As well as offering medical advice, WHO has recommended that countries “remove the legal and social barriers that prevent many people from accessing services”. In countries which do not prevent discrimination against groups such as transgender people and gay men, seeking healthcare often carries severe risks which render treatment inaccessible.

The message comes as WHO issues new “guidelines on HIV prevention, diagnosis, treatment and care for key populations”, ahead of an International AIDS Conference to be held in Australia later this month.

In a press release, WHO noted that transgender women are at particularly high risk, being “almost 50 times more likely to have HIV than other adults”. Men who have sex with men (MSM) are “19 times more likely to have HIV than the general population”.

Other key risk groups are sex workers, people in prison, and people who inject drugs.

Dr Gottfried Hirnschall, Direction of the HIV Department at WHO, said: “Failure to provide services to the people who are at greatest risk of HIV jeopardizes further progress against the global epidemic and threatens the health and wellbeing of individuals, their families and the broader community.”

The announcement marks the first time that WHO has strongly recommended pre-exposure prophylaxis (PrEP) for MSM “as an additional method of preventing HIV infection”, to be used in conjunction with condoms.
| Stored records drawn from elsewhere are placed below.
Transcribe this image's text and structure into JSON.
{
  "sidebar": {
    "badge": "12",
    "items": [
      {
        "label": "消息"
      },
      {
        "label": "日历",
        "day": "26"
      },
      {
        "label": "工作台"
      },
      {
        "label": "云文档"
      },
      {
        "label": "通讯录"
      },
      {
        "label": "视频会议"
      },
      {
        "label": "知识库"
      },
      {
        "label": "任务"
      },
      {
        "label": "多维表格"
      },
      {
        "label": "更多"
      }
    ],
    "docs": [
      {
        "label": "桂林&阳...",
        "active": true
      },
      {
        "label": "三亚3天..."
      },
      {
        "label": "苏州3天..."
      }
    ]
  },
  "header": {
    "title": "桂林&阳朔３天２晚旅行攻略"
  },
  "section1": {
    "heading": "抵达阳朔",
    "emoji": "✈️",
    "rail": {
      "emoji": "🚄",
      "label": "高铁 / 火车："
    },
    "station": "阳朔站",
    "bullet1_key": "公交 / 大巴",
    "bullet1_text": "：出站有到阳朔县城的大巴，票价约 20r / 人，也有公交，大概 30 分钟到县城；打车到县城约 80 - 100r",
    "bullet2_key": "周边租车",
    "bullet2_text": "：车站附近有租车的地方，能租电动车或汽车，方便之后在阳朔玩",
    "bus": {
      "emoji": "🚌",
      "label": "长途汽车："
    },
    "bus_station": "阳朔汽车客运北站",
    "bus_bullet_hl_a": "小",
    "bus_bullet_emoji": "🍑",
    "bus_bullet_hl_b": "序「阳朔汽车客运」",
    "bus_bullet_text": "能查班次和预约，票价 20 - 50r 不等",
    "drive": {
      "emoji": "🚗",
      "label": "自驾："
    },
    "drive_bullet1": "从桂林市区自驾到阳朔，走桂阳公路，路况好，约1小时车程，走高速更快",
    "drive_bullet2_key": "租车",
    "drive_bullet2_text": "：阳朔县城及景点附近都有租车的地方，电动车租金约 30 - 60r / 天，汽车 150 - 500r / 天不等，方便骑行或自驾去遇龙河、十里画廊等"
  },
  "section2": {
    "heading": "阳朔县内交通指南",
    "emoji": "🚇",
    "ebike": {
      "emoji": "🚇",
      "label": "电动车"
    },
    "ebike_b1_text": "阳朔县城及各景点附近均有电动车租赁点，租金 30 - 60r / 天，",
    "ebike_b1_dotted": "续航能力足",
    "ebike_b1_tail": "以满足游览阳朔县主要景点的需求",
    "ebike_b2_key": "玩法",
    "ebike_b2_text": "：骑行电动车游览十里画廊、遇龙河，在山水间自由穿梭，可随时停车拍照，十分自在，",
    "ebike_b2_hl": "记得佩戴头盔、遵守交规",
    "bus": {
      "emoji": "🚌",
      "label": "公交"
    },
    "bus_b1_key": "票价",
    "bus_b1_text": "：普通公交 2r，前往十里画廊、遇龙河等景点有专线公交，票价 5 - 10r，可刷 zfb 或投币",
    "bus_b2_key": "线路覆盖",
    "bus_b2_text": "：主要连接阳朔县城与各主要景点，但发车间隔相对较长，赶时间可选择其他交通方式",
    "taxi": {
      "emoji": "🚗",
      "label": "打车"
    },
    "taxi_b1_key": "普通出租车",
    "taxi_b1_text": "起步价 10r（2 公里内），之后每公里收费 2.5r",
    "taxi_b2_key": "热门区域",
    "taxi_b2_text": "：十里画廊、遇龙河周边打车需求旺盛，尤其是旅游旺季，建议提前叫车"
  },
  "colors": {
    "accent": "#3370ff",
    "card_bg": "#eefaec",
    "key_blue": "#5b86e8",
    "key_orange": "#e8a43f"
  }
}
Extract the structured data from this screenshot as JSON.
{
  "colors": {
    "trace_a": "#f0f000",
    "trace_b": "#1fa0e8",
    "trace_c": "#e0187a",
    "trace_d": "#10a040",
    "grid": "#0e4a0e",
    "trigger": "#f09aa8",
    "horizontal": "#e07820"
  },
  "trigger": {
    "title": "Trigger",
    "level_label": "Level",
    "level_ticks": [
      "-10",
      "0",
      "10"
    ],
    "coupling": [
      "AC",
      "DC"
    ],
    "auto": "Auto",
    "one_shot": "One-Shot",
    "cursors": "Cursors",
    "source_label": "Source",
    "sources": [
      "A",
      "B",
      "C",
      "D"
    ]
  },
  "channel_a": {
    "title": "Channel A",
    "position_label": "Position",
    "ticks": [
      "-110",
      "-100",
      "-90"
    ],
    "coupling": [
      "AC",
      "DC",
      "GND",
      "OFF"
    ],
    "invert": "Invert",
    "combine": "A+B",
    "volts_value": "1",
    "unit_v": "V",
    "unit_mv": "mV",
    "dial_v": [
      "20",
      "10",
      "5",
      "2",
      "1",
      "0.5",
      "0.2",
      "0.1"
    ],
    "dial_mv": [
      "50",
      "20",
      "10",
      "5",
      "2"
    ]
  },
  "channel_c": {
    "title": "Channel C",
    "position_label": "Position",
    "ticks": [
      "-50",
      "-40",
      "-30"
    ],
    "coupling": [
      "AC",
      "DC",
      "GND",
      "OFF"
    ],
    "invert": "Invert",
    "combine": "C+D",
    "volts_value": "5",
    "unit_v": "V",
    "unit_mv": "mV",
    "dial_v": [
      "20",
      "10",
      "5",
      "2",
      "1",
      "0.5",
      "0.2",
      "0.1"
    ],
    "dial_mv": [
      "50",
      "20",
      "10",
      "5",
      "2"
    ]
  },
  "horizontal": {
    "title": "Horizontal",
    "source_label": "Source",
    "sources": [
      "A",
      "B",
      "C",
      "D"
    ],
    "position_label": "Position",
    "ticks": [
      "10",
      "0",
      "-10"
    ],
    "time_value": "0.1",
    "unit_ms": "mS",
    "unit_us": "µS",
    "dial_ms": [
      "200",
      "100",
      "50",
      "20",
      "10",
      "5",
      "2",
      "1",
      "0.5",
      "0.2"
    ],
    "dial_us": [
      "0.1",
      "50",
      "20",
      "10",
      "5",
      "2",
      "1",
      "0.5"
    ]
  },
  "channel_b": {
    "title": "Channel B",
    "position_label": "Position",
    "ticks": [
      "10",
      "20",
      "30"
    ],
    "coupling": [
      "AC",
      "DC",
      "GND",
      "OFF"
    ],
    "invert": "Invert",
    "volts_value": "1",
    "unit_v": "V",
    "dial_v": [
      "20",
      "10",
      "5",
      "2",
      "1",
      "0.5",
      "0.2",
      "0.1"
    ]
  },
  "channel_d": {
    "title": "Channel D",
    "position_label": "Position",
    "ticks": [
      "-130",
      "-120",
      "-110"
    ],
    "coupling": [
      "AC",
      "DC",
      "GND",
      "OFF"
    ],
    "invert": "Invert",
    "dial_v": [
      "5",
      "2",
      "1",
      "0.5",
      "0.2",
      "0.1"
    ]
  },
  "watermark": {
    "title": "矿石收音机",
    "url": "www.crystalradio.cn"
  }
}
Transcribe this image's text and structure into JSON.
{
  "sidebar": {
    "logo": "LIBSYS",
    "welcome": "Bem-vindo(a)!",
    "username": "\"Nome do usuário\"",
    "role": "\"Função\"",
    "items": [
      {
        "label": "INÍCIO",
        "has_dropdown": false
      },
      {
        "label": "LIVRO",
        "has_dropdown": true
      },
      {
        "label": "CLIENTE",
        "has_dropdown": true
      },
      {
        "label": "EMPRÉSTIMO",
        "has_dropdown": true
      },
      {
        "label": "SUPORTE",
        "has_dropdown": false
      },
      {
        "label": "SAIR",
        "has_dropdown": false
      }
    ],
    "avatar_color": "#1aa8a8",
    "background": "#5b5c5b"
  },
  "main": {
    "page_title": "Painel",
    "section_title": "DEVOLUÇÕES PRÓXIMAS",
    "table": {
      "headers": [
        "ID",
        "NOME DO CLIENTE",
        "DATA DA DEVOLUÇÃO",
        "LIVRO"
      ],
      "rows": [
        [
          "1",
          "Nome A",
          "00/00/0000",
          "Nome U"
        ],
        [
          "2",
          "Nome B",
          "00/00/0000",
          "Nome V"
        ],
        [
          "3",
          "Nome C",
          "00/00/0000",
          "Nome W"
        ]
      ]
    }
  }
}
“Modelling estimates that, globally, 20-25% reductions in HIV incidence among men who have sex with men could be achieved through pre-exposure prophylaxis, averting up to 1 million new infections among this group over 10 years,” WHO states.

PrEP is a preventative treatment for people who are HIV-negative, but at high risk of contracting the infection. The treatment involves taking one anti-retroviral pill daily and, if used consistently, has been shown to reduce the risk of infection by up to 92%.

Guidelances released at last year’s International AIDS Conference recommended that antiretroviral treatment should be offered to HIV-positive patients at an earlier stage in the progression of the infection.

Earlier this year, the U.S. Centre for Disease Control (CDC) extended its own recommendations on the preventative usage of the PrEP drug Truvada to new groups.

Results of another study released this week showed that the use of Truvada as PrEP also lowers inflectional rates of genital herpes by 30%.

In the UK, the drug is currently still in its experimental trial period, but some campaigners are already calling for it to be made available on the NHS.